-- Raw data --
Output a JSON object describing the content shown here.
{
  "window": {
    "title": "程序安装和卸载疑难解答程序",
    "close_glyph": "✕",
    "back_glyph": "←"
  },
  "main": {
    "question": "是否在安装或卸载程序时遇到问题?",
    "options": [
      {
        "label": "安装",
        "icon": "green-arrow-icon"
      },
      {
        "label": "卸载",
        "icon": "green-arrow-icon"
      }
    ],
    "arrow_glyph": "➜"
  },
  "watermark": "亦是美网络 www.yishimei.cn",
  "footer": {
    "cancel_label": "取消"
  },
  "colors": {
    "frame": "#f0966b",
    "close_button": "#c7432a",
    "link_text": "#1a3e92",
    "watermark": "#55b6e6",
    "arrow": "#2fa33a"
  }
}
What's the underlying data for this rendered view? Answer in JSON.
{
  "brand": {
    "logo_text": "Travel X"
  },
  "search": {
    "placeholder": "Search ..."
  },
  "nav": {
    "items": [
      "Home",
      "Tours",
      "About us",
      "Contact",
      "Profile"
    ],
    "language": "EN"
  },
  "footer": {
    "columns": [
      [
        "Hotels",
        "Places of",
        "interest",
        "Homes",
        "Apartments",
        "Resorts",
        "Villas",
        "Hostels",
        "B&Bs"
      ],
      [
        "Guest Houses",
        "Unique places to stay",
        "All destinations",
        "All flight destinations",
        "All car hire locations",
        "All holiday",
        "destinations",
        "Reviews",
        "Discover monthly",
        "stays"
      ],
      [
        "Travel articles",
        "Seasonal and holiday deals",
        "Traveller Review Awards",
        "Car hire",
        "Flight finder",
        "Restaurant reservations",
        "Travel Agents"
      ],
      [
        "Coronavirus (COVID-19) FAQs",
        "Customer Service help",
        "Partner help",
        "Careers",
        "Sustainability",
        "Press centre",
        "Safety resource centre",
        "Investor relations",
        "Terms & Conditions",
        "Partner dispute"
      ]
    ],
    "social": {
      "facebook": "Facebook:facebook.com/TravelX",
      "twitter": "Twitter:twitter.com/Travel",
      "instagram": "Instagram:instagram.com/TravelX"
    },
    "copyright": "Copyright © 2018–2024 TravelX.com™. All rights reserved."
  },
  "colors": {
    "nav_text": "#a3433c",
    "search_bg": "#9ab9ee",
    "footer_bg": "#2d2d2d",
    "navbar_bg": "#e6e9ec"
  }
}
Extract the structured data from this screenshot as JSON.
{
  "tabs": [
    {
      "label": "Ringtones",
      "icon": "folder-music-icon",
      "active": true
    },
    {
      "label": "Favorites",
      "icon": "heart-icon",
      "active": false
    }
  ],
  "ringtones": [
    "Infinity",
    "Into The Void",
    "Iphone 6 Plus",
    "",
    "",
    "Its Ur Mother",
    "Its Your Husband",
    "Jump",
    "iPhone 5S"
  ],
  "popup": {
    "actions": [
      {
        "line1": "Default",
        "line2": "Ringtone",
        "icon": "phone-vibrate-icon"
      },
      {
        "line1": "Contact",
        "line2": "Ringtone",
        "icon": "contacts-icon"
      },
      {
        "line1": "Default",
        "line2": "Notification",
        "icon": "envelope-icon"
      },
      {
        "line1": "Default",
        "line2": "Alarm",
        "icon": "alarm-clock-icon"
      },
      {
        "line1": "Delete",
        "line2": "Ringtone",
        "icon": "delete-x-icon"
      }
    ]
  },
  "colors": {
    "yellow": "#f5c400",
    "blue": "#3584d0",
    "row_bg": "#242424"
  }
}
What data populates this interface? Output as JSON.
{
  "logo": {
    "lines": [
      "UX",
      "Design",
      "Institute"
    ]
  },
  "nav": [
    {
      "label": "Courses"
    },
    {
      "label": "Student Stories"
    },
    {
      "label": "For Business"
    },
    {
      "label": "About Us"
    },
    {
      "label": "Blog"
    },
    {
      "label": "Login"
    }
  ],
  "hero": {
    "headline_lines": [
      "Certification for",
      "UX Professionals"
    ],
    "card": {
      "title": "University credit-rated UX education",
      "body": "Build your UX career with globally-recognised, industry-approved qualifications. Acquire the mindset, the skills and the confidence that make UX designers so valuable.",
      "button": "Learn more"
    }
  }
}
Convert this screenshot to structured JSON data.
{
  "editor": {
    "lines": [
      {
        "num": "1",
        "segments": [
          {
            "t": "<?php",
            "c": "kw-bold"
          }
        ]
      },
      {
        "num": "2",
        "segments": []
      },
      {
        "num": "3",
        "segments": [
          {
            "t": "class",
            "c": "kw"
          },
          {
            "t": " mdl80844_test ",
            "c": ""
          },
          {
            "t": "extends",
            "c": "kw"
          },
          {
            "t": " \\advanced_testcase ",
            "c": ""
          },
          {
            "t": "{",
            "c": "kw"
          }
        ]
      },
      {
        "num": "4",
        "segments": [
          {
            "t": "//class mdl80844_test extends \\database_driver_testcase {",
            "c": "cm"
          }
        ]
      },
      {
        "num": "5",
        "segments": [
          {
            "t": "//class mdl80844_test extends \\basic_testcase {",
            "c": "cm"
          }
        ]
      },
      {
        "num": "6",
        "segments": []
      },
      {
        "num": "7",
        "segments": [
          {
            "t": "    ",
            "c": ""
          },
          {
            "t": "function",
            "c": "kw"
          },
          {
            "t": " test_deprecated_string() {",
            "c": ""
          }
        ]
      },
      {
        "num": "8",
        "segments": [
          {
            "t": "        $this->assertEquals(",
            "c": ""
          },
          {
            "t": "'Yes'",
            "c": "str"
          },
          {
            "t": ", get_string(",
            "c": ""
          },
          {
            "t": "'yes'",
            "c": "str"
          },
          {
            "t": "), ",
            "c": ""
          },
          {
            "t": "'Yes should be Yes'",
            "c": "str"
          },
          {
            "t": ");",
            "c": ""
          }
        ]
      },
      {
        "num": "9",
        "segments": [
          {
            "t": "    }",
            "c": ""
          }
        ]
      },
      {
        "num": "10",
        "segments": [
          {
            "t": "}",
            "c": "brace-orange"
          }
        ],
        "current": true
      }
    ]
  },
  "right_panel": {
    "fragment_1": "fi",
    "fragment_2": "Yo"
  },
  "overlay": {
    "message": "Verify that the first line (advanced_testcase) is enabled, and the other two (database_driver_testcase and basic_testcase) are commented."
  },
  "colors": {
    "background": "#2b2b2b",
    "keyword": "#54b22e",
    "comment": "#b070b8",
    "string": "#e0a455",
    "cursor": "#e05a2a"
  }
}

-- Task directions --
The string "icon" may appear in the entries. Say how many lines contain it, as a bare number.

-- Answer space --
9